Tom Perkins the cofounder of Kleiner Perkins Caufield & Byers, is in the headlines again, this time for providing $2.5 million to UC San Francisco to endow a professorship in oncology research, reports the San Francisco Business Times.

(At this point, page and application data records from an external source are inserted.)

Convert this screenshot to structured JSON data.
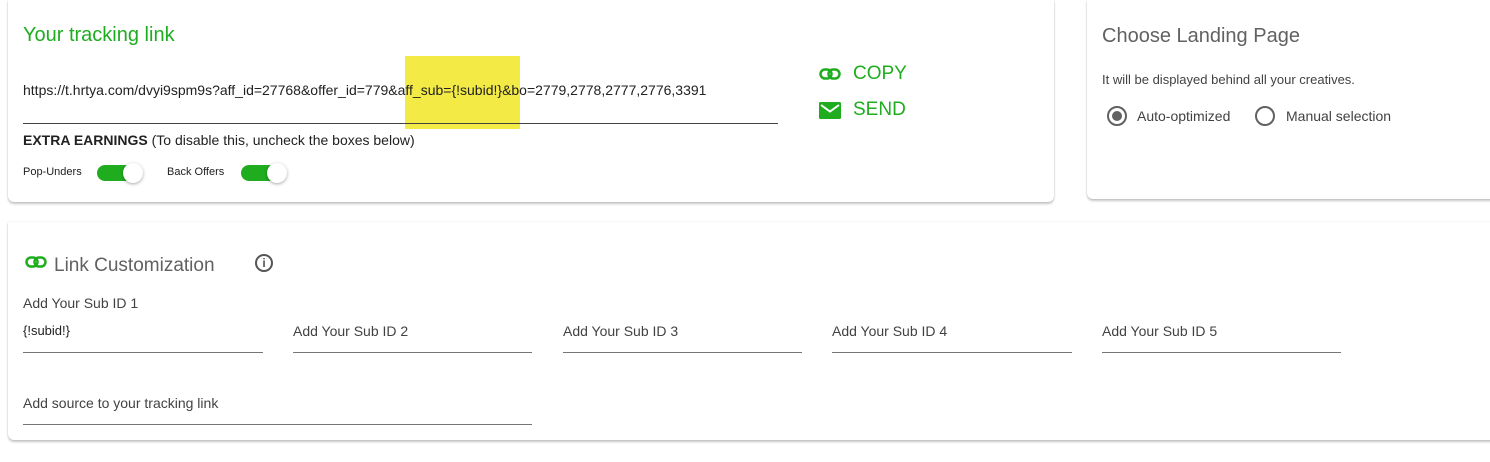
{
  "tracking": {
    "title": "Your tracking link",
    "url_pre": "https://t.hrtya.com/dvyi9spm9s?aff_id=27768&offer_id=779&",
    "url_mid": "aff_sub={!subid!}",
    "url_post": "&bo=2779,2778,2777,2776,3391",
    "copy_label": "COPY",
    "send_label": "SEND",
    "extra_bold": "EXTRA EARNINGS",
    "extra_rest": " (To disable this, uncheck the boxes below)",
    "toggles": [
      {
        "label": "Pop-Unders",
        "on": true
      },
      {
        "label": "Back Offers",
        "on": true
      }
    ]
  },
  "landing": {
    "title": "Choose Landing Page",
    "subtitle": "It will be displayed behind all your creatives.",
    "options": [
      {
        "label": "Auto-optimized",
        "checked": true
      },
      {
        "label": "Manual selection",
        "checked": false
      }
    ]
  },
  "customization": {
    "title": "Link Customization",
    "subids": [
      {
        "label": "Add Your Sub ID 1",
        "value": "{!subid!}"
      },
      {
        "label": "Add Your Sub ID 2",
        "value": ""
      },
      {
        "label": "Add Your Sub ID 3",
        "value": ""
      },
      {
        "label": "Add Your Sub ID 4",
        "value": ""
      },
      {
        "label": "Add Your Sub ID 5",
        "value": ""
      }
    ],
    "source_label": "Add source to your tracking link"
  },
  "colors": {
    "accent": "#1fad1f",
    "highlight": "#f3ea45"
  }
}
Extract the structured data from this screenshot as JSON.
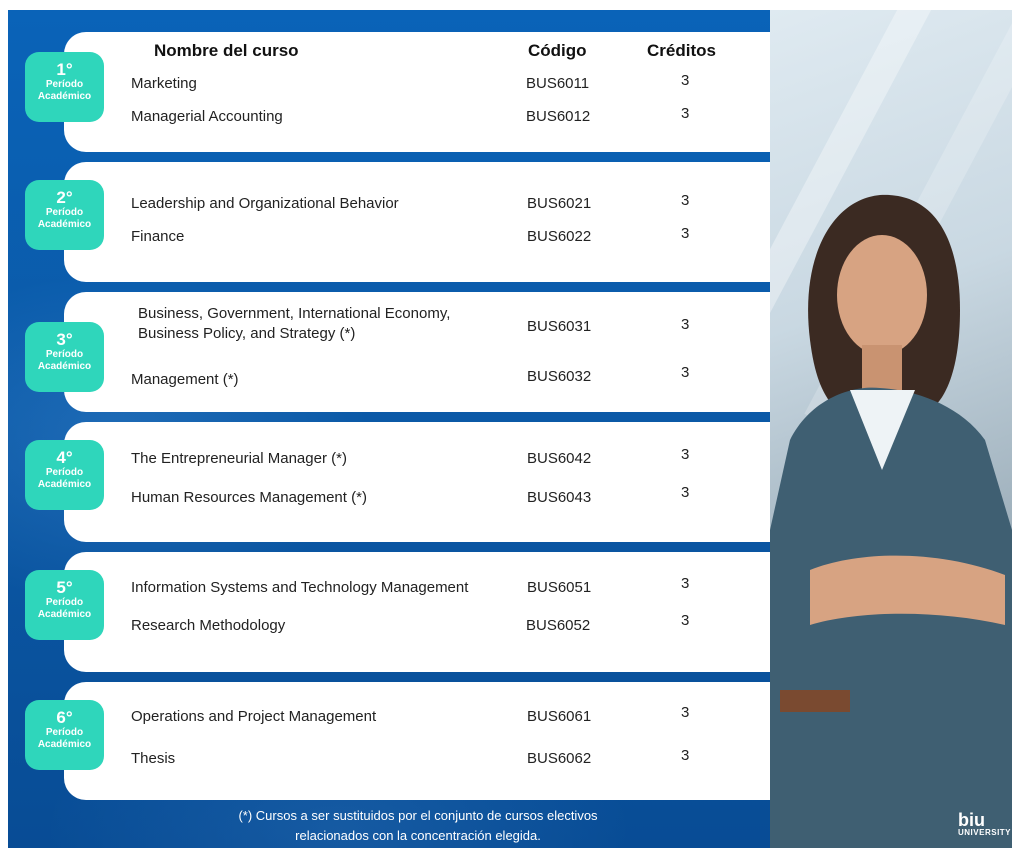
{
  "headers": {
    "course": "Nombre del curso",
    "code": "Código",
    "credits": "Créditos"
  },
  "periods": [
    {
      "num": "1°",
      "label1": "Período",
      "label2": "Académico",
      "courses": [
        {
          "name": "Marketing",
          "code": "BUS6011",
          "credits": "3"
        },
        {
          "name": "Managerial Accounting",
          "code": "BUS6012",
          "credits": "3"
        }
      ]
    },
    {
      "num": "2°",
      "label1": "Período",
      "label2": "Académico",
      "courses": [
        {
          "name": "Leadership and Organizational Behavior",
          "code": "BUS6021",
          "credits": "3"
        },
        {
          "name": "Finance",
          "code": "BUS6022",
          "credits": "3"
        }
      ]
    },
    {
      "num": "3°",
      "label1": "Período",
      "label2": "Académico",
      "courses": [
        {
          "name": "Business, Government, International Economy, Business Policy, and Strategy (*)",
          "code": "BUS6031",
          "credits": "3"
        },
        {
          "name": "Management (*)",
          "code": "BUS6032",
          "credits": "3"
        }
      ]
    },
    {
      "num": "4°",
      "label1": "Período",
      "label2": "Académico",
      "courses": [
        {
          "name": "The Entrepreneurial Manager (*)",
          "code": "BUS6042",
          "credits": "3"
        },
        {
          "name": "Human Resources Management (*)",
          "code": "BUS6043",
          "credits": "3"
        }
      ]
    },
    {
      "num": "5°",
      "label1": "Período",
      "label2": "Académico",
      "courses": [
        {
          "name": "Information Systems and Technology Management",
          "code": "BUS6051",
          "credits": "3"
        },
        {
          "name": "Research Methodology",
          "code": "BUS6052",
          "credits": "3"
        }
      ]
    },
    {
      "num": "6°",
      "label1": "Período",
      "label2": "Académico",
      "courses": [
        {
          "name": "Operations and Project Management",
          "code": "BUS6061",
          "credits": "3"
        },
        {
          "name": "Thesis",
          "code": "BUS6062",
          "credits": "3"
        }
      ]
    }
  ],
  "footnote": {
    "line1": "(*) Cursos a ser sustituidos por el conjunto de cursos electivos",
    "line2": "relacionados con la concentración elegida."
  },
  "logo": {
    "text": "biu",
    "sub": "UNIVERSITY"
  },
  "colors": {
    "panel": "#0a63b8",
    "badge": "#2fd6bb",
    "band": "#ffffff"
  }
}
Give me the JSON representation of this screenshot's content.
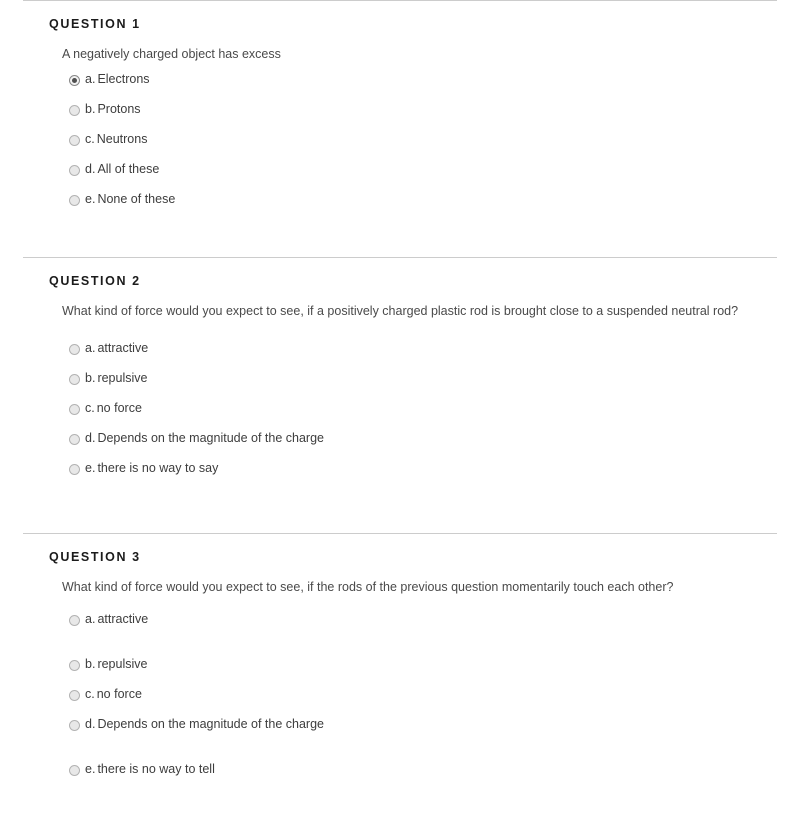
{
  "page": {
    "background_color": "#ffffff",
    "text_color": "#444444",
    "divider_color": "#cccccc"
  },
  "questions": [
    {
      "header": "QUESTION 1",
      "text": "A negatively charged object has excess",
      "options": [
        {
          "letter": "a.",
          "label": "Electrons",
          "selected": true
        },
        {
          "letter": "b.",
          "label": "Protons",
          "selected": false
        },
        {
          "letter": "c.",
          "label": "Neutrons",
          "selected": false
        },
        {
          "letter": "d.",
          "label": "All of these",
          "selected": false
        },
        {
          "letter": "e.",
          "label": "None of these",
          "selected": false
        }
      ]
    },
    {
      "header": "QUESTION 2",
      "text": "What kind of force would you expect to see, if a positively charged plastic rod is brought close to a suspended neutral rod?",
      "options": [
        {
          "letter": "a.",
          "label": "attractive",
          "selected": false
        },
        {
          "letter": "b.",
          "label": "repulsive",
          "selected": false
        },
        {
          "letter": "c.",
          "label": "no force",
          "selected": false
        },
        {
          "letter": "d.",
          "label": "Depends on the magnitude of the charge",
          "selected": false
        },
        {
          "letter": "e.",
          "label": "there is no way to say",
          "selected": false
        }
      ]
    },
    {
      "header": "QUESTION 3",
      "text": "What kind of force would you expect to see, if the rods of the previous question momentarily touch each other?",
      "options": [
        {
          "letter": "a.",
          "label": "attractive",
          "selected": false
        },
        {
          "letter": "b.",
          "label": "repulsive",
          "selected": false
        },
        {
          "letter": "c.",
          "label": "no force",
          "selected": false
        },
        {
          "letter": "d.",
          "label": "Depends on the magnitude of the charge",
          "selected": false
        },
        {
          "letter": "e.",
          "label": "there is no way to tell",
          "selected": false
        }
      ]
    }
  ]
}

Perkins lost his first wife, Gerd Thune-Ellefsen, to cancer in 1994, UCSF said yesterday in a statement about the gift.
Sten Tamkivi, long a general manager at Skype, and Andreessen Horowitz general partner Balaji Srinivasan, have formed a still-stealth startup called Teleport that’s beginning to raise the curtain, slowly. (Tamkivi spent the last 10 months working as an entrepreneur in residence at Andreesseen Horowiz.) TechCrunch has more here.
The Winklevoss twins, who’ve become major-league bitcoin boosters, tell The Guardian that bitcoin will be bigger than Facebook. “Bitcoin potentially could be more impactful because being able to donate 50 cents to someone across the world has more impact than potentially sharing a picture,” says Tyler Winklevoss. “But they’re very different. . .”
New York University’s seed-stage venture capital fund, Innovation Venture Fund, is looking for an associate.
Why tech’s best minds are very worried about the so-called Internet of Things.
Venture capitalist Ron Conway‘s tech alliance, SF.citi, is going to start sending people from its 900-member companies to volunteer in San Francisco’s 116 public schools, and the companies sound legitimately excited about it. “I suspected that our team would receive the program well, but even I was surprised by how excited everyone is that we’re doing this,” Steve Sarner, vice president of marketing for the social-network company Tagged, tells the San Francisco Chronicle. “We had over 40 of our 180 employees volunteer right off the bat – asking to participate versus having me have to ask.”
Every rooftop bar in New York City worth knowing about, just in time for summer. (H/T: Shai Goldman)
Jordan Belfort, “The Wolf of Wall Street,” told conference goers in Dubai yesterday that he expects to make more money this year than he “ever made in my best year as a broker . . . My goal is to make north of $100 million so I am paying back everyone this year.”
Ira Glass doesn’t know or care who edits the New York Times.
“Last Week Tonight with John Oliver” has an hilarious take on the new European law that would allow people to erase themselves from Internet search engines.
A beer foamer for people, plainly, who do not drink beer.